First, D'Este actually spoke with numerous people who are mentioned in the text, and was able to include personal observations or comments by several of the commanders who were still living, either because they were made to him or because he is in many cases reciting the history of the … history of D-Day. By that I mean that he spends much time, especially at the end of the book, reciting how the official histories of the armies were written in the United States and in Great Britain, and in many places that required reference to letters from Eisenhower or Montgomery or others who were commenting on accounts that were being or already had been written.
Why? Because given the time period that the book was being written, the two sides were still arguing over who was right and who was wrong in the conduct of the campaign. No, no, not the Allies and the Germans – the Americans and the British. At the time D'Este was writing, the campaign in Normandy was still a subject of serious controversy between, basically proponents and detractors of Field Marshal Montgomery, with the sides breaking down largely on national lines. According to D'Este, the U.S. Army's account of the war was largely balanced and correct, but the British account was, for political reasons, decidedly not, and gave Montgomery far more credit than was appropriate. At bottom this was because of Monty's decision both during and after the campaign to pretend that everything had gone according to his plan, and absolutely so at his end of the front. Pay no attention to the Germans holding Caen for six weeks longer than predicted, in other words. As a result, D'Este spends an inordinate amount of time documenting what Montogomery had said he would do, and what he did, seeking to disprove this claim.

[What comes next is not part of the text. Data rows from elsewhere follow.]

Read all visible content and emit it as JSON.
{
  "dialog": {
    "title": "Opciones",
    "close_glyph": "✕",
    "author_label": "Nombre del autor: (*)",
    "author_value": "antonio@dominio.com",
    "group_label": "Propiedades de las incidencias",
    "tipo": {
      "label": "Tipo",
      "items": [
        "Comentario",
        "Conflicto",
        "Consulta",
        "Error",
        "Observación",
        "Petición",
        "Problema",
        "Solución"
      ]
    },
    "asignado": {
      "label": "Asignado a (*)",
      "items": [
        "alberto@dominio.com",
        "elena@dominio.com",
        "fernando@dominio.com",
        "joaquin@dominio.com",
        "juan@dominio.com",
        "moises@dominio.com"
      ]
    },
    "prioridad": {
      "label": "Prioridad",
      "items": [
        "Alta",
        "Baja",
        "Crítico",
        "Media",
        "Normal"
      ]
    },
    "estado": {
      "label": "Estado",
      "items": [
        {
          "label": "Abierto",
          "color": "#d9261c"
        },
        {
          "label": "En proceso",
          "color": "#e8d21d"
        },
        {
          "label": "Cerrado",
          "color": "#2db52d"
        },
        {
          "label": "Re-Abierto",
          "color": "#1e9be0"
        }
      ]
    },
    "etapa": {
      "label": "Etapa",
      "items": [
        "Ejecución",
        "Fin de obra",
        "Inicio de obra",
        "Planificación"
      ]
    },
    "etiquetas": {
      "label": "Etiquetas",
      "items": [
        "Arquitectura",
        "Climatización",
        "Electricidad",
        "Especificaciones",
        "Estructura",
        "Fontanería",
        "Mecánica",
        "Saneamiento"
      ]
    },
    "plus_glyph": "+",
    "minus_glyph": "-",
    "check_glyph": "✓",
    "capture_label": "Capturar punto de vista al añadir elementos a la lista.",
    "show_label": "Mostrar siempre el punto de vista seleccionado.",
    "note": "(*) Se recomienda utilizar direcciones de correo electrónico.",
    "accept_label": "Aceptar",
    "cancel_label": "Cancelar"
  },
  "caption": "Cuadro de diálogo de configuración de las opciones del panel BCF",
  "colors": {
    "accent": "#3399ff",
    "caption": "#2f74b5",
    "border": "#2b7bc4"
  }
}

He does not present this as a negative on Montgomery's generalship – had he admitted that he had had to changes his plans to deal effectively with changed circumstances on the ground it would have been to his credit that he did so as effectively as he did. But he steadfastly denied that was the case, and the British accounts generally backed him up.
Decision in Normandy is one of the older of the World War II books I have read lately, and it shows. Closer to the time of the events it recounts, it shows the grudges that the Allied military leaders brought back at the end of the war, and how they affected the history that was being written – so much so that almost 40 years after the events D'Este finds it appropriate to document the history of the documentation of the history of the campaign. But it also means that he is frequently noting that certain sources are not yet available, or have just become available, which makes the thought of being able to read texts that have the benefit of over three decades of additional sources exciting. (That I am sitting at home on a Friday night writing that this is exciting is perhaps best not examined too closely). I don't note the age as a bad thing – it just means that things are emphasized a little differently than they would if the author was dealing with the controversies over McClellan's conduct as head of the Union Army.
But for these reasons, while the book is a good one about the campaign (I wonder how it would compare to John Keegan's Six Armies in Normandy published the year before – but I'm not willing to reread that one just yet) it is equally interesting for the stories it tells about the postwar grousing by the participants about each others' version of events, and the perspective it gives on historical scholarship when the participants were still alive, kicking, and nursing grudges.